Cities for Life Nov. 30
November 18, 2021 • Savanna Kearney

Sister Helen Prejean will be the keynote speaker via Zoom at the Cities for Life event at 7 p.m. Nov. 30 at St. Joseph Catholic Church, Jacksonville.

Her ministry began in 1982 when she began corresponding with Patrick Sonnier at Louisiana State Penitentiary in Angola. She accompanied him to his execution, an experience she shared in “Dead Man Walking,” published in 1993. The book has been turned into a movie starring Sean Penn and Susan Sarandon, an opera, a graphic book and a new interactive module for college classes.

Since then, she has written The Death of Innocents: An Eyewitness Account of Wrongful Executions, published in 2004, and her most recent, River of Fire: My Spiritual Journey, published in 2019.
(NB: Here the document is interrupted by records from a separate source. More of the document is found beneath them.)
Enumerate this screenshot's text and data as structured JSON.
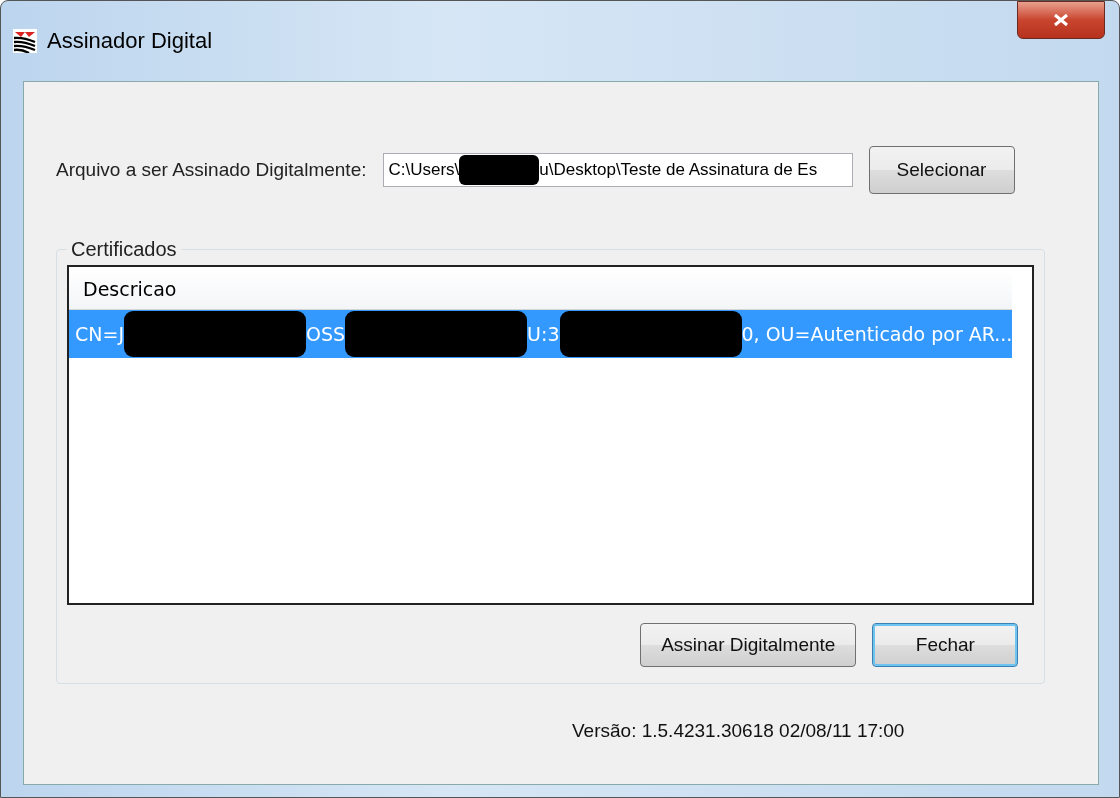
{
  "window": {
    "title": "Assinador Digital"
  },
  "file_field": {
    "label": "Arquivo a ser Assinado Digitalmente:",
    "value_parts": [
      {
        "kind": "text",
        "text": "C:\\Users\\"
      },
      {
        "kind": "redaction"
      },
      {
        "kind": "text",
        "text": "u\\Desktop\\Teste de Assinatura de Es"
      }
    ]
  },
  "select_button": "Selecionar",
  "certificates": {
    "title": "Certificados",
    "columns": [
      "Descricao"
    ],
    "rows": [
      {
        "selected": true,
        "parts": [
          {
            "kind": "text",
            "text": "CN=J"
          },
          {
            "kind": "redaction"
          },
          {
            "kind": "text",
            "text": "OSS"
          },
          {
            "kind": "redaction"
          },
          {
            "kind": "text",
            "text": "U:3"
          },
          {
            "kind": "redaction"
          },
          {
            "kind": "text",
            "text": "0, OU=Autenticado por AR..."
          }
        ]
      }
    ]
  },
  "buttons": [
    {
      "label": "Assinar Digitalmente",
      "selected": false
    },
    {
      "label": "Fechar",
      "selected": true
    }
  ],
  "version": "Versão: 1.5.4231.30618 02/08/11 17:00"
}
At 82, Sister Helen is still a nationally known advocate for the abolition of the death penalty, and she continues to minister to death row inmates in her native Louisiana.

She is currently accompanying Manuel Ortiz, who was convicted in 1994 for murders another man confessed to.

“I am his human contact, his sister, his spiritual advisor,” Sister Helen said. “It’s been a horrendous journey for him.

Dr. Joseph Thornton, a psychiatrist who has worked extensively with death row inmates since the 1990s, also will speak via Zoom.

And participants will hear first-hand what it is like to be on death row. Herman Lindsey was wrongfully convicted in 2006 of the robbery and murder of Fort Lauderdale pawnshop owner Joanne Mazzola in 1994.

The case against Lindsey was so flimsy that it was unanimously overturned three years later by the Florida Supreme Court, saying that “the state had failed to produce any evidence in this case, placing Lindsey at the scene of the crime at the time of the murder.”

Lindsey was the 23rd person from Florida’s Death Row to be exonerated. Since then, seven others have been exonerated.

“I consider myself living a life sentence because of the murder,” Lindsey said. “Every time I apply for a job or try to rent an apartment, they do a background check, and it always comes up. Even though I was exonerated, just the fact that you were arrested, people are unwilling to give you a chance.”

Lindsey, who has a family, supports himself by giving speeches about his experience. He is on the boards of Witness to Innocence, Floridians for Alternatives to the Death Penalty, and hosts an online show, Cruel Justice.

Lindsey has trained to become a private investigator, but he cannot get a license because 12 years after his exoneration, his civil rights still have not been restored.

For questions, email Deacon Corky Hecht at dcncorky91@yahoo.com or John Chick at jchick@dosafl.com.